Hat storage box designed by Lucy Commoner. The archival storage container facilitates viewing without physically handling the hat and the custom support under the hat can be used for exhibition purposes. Cooper Hewitt, Smithsonian Design Museum, New York, New York. Photo: Matt Flynn © 2016 Smithsonian Institution.

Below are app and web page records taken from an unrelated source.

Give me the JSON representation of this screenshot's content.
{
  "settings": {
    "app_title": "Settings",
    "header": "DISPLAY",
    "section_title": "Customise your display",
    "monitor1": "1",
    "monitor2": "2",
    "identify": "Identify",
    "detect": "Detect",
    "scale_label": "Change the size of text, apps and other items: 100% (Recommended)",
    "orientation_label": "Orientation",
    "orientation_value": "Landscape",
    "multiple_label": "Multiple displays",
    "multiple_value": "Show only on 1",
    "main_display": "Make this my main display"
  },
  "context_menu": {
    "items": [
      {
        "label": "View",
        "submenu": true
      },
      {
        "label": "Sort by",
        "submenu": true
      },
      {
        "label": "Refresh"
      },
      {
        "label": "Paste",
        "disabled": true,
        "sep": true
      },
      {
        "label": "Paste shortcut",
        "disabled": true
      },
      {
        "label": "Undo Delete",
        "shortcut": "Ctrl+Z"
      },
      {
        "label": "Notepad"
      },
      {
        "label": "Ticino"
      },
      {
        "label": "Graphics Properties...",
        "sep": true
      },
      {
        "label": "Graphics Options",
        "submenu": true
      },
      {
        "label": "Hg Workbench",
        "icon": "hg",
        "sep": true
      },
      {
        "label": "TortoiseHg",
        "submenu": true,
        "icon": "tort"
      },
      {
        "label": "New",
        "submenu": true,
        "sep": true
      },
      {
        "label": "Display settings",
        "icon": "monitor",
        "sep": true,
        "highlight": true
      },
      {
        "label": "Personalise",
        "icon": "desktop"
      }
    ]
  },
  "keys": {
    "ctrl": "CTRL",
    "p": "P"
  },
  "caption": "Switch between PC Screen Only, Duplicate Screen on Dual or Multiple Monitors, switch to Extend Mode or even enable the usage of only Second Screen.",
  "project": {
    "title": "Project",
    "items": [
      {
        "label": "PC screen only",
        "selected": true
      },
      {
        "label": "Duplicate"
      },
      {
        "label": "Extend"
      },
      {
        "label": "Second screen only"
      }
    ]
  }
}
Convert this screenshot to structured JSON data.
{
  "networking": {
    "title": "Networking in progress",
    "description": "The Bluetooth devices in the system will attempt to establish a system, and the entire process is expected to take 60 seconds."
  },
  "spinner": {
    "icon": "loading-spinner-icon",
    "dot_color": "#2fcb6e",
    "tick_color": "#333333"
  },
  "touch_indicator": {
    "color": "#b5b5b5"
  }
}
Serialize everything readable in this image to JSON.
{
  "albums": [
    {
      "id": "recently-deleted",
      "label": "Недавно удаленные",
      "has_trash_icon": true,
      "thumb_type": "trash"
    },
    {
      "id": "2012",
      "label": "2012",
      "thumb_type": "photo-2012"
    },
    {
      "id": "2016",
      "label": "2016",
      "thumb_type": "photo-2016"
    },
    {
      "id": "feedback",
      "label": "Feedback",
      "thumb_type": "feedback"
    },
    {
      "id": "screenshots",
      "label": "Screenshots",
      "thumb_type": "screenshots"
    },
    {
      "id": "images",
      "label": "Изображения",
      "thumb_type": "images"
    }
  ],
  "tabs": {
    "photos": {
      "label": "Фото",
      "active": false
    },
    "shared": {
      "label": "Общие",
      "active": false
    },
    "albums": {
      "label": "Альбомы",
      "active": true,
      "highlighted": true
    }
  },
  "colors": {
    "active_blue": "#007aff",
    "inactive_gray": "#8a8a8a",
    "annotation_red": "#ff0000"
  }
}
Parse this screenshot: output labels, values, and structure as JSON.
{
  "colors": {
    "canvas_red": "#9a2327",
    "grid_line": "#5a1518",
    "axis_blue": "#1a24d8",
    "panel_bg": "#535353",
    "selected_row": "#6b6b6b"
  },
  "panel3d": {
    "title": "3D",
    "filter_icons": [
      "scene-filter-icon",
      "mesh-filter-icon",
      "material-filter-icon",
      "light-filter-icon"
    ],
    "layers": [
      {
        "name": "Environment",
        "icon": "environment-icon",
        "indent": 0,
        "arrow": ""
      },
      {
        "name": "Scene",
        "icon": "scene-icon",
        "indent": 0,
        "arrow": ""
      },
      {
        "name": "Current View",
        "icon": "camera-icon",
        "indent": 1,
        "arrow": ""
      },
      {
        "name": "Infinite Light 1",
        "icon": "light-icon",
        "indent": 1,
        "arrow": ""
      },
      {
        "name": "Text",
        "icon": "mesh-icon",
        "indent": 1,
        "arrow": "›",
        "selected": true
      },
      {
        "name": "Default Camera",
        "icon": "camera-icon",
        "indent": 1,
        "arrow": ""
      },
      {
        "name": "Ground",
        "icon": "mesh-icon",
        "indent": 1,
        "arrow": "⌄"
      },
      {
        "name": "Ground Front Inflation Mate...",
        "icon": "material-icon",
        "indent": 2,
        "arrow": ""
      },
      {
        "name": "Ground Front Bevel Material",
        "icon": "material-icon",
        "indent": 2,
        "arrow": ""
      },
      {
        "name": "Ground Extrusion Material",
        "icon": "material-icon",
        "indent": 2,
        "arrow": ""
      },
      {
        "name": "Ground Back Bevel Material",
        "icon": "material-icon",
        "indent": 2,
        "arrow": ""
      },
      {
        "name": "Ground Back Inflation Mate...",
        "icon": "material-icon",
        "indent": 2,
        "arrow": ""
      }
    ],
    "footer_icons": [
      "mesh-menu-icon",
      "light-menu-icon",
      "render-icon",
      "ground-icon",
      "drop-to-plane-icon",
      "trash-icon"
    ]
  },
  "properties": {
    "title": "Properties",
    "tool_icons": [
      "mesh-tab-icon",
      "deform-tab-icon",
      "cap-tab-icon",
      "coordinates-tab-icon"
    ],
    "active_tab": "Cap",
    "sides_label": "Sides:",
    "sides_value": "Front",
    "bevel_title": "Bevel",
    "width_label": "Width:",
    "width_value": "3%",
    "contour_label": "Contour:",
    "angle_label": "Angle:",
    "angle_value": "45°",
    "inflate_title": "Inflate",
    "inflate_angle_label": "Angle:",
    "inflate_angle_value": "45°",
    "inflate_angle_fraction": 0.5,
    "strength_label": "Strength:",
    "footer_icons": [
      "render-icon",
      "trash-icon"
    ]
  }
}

One of the things I love about school is the opportunity to engage in activities that might have seemed aspirational in my free time, but are now required because of course requirements. For example, carrying out a historiography of fashion and textile conservation is a deep desire of mine, and so I give credit to my Bard Graduate Center professor Catherine Whalen who opened my eyes to the power of taking oral histories through her course on Craft in the US during the 20th century and the BGC Craft, Art, and Design Oral History Project that she leads. I was so pleased to have the opportunity to interview my former boss at the Cooper-Hewitt, Lucy Commoner, about her experiences as a textile conservator. I am ever grateful for my experiences as an apprentice under her, as she instilled in me ethical rigor combined with practical flexibility, and taught me the power of strategic compromise as a way to ensure conservators have a seat at the table. If you are interested in the preservation of textiles, then I hope you enjoy this interview with Lucy as much as I do.